* _Task directions_: Report all lines in the records that hold the string "photo".

* _Data for processing_:
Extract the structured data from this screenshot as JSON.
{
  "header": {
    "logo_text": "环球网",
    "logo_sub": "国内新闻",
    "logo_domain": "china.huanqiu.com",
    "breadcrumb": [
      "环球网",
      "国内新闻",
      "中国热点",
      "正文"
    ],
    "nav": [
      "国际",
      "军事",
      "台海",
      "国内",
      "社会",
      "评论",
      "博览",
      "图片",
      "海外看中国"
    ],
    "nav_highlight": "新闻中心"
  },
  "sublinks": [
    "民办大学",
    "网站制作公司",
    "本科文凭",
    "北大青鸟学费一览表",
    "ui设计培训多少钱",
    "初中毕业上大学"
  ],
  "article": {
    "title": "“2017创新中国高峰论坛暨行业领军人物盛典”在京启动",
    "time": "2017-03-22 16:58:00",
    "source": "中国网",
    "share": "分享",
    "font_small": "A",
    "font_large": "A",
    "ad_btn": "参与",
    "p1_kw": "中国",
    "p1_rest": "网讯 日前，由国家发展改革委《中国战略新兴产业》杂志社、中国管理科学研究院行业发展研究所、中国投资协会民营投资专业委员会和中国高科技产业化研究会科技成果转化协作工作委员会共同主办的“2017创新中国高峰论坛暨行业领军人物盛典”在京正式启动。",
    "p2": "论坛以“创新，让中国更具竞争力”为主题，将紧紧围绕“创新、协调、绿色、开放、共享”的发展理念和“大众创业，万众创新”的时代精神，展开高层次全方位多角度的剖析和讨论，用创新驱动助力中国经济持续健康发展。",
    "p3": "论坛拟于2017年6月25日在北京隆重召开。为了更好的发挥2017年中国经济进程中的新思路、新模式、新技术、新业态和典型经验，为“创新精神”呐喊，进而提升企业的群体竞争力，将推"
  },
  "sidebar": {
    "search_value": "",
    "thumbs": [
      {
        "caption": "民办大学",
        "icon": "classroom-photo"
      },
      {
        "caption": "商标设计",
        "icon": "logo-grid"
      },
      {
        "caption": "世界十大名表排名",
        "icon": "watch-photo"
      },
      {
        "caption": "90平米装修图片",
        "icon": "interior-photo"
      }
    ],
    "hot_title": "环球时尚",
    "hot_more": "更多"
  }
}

* _Exercise response_:
        "icon": "classroom-photo"
        "icon": "watch-photo"
        "icon": "interior-photo"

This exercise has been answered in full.